--- Your objective ---
Examine each line of the data. Copy the line if it includes the word "Email".
[Opening Dataset entries section]
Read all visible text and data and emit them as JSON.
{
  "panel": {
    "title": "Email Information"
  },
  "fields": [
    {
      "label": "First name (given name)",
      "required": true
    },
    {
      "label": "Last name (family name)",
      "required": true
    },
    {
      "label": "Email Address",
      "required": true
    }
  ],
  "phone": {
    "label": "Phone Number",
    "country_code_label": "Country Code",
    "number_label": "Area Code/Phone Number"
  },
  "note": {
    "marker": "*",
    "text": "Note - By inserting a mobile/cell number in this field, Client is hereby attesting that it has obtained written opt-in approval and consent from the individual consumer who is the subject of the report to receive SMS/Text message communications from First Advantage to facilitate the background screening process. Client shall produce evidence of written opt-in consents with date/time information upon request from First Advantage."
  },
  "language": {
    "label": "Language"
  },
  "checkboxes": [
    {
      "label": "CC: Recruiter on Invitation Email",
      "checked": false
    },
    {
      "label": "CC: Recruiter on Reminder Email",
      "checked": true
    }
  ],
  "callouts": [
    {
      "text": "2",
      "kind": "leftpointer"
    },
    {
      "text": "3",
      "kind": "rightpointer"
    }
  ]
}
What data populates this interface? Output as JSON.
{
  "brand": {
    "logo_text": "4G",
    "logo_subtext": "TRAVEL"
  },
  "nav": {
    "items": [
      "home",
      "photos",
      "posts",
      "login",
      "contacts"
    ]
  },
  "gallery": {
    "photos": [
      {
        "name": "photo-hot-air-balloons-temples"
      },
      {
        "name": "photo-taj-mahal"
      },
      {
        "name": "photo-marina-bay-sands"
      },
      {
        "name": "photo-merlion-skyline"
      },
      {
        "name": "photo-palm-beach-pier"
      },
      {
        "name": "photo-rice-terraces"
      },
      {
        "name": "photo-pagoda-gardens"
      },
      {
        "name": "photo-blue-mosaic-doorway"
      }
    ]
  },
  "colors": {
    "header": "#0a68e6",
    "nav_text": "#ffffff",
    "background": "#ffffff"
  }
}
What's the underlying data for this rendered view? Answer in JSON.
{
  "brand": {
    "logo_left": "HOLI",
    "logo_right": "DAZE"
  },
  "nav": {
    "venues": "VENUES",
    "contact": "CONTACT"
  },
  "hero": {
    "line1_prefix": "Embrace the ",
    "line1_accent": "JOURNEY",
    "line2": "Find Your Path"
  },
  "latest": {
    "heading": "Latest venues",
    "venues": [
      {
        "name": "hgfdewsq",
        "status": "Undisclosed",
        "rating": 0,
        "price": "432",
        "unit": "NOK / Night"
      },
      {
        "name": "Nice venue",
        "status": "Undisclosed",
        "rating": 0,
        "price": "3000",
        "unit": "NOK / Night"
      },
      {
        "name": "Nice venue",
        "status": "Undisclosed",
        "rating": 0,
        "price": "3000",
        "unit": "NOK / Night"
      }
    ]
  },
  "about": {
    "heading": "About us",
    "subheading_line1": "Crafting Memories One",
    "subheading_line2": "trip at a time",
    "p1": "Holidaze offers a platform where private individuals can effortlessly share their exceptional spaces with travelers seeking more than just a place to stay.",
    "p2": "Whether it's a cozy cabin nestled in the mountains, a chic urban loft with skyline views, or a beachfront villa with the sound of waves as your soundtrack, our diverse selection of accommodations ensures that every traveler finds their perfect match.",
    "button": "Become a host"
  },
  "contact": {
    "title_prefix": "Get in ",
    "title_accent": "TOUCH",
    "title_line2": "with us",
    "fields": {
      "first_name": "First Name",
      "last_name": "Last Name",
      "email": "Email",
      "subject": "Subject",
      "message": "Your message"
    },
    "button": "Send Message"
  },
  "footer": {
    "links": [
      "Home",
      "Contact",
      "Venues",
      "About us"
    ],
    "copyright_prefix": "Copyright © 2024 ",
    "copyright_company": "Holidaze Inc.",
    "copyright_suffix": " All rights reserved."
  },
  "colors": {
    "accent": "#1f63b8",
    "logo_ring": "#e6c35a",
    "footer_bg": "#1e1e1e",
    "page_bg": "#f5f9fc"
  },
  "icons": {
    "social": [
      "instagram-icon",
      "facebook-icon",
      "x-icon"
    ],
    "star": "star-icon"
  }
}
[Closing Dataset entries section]
--- Written answer ---
    "title": "Email Information"
      "label": "Email Address",
      "label": "CC: Recruiter on Invitation Email",
      "label": "CC: Recruiter on Reminder Email",
      "email": "Email",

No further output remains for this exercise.